Content starts

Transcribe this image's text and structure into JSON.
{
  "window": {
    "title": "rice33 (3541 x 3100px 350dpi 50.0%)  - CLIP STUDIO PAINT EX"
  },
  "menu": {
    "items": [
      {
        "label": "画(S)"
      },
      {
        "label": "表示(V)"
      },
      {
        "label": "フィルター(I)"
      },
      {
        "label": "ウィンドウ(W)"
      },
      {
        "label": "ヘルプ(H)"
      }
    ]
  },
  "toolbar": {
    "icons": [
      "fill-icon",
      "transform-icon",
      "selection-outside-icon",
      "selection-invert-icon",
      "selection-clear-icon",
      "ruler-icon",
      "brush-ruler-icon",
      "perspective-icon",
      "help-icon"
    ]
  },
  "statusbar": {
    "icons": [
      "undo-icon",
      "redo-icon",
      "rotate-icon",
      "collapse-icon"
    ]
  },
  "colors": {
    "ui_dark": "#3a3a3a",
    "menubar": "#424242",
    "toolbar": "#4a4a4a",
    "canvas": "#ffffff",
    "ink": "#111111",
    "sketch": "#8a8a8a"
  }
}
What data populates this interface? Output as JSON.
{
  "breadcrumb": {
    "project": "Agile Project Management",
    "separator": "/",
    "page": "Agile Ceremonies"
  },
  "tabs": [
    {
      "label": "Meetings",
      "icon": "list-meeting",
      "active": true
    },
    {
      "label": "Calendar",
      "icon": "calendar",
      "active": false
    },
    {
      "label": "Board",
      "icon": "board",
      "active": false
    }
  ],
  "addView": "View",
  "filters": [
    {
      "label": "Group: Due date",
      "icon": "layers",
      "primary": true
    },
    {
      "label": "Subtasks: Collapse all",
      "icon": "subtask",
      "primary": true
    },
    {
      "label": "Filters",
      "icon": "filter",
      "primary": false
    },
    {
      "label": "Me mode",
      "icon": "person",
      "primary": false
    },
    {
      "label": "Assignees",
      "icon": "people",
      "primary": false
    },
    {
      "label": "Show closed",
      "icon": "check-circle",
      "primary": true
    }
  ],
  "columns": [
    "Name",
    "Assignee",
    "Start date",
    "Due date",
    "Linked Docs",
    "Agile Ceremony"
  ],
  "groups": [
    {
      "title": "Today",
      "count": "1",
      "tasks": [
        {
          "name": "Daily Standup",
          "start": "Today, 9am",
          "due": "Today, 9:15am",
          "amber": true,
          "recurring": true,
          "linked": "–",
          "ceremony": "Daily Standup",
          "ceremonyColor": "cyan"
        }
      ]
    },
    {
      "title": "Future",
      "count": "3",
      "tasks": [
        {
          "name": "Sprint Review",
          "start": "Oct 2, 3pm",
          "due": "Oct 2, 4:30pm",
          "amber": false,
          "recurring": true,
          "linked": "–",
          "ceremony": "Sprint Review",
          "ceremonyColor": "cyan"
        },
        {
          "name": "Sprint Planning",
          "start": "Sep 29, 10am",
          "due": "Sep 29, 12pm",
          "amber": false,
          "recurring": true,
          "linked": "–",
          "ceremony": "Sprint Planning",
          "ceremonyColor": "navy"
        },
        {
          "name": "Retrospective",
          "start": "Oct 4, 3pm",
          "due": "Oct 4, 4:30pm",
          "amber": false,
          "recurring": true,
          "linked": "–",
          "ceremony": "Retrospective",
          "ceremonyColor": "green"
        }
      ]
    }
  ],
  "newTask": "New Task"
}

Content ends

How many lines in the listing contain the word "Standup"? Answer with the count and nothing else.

2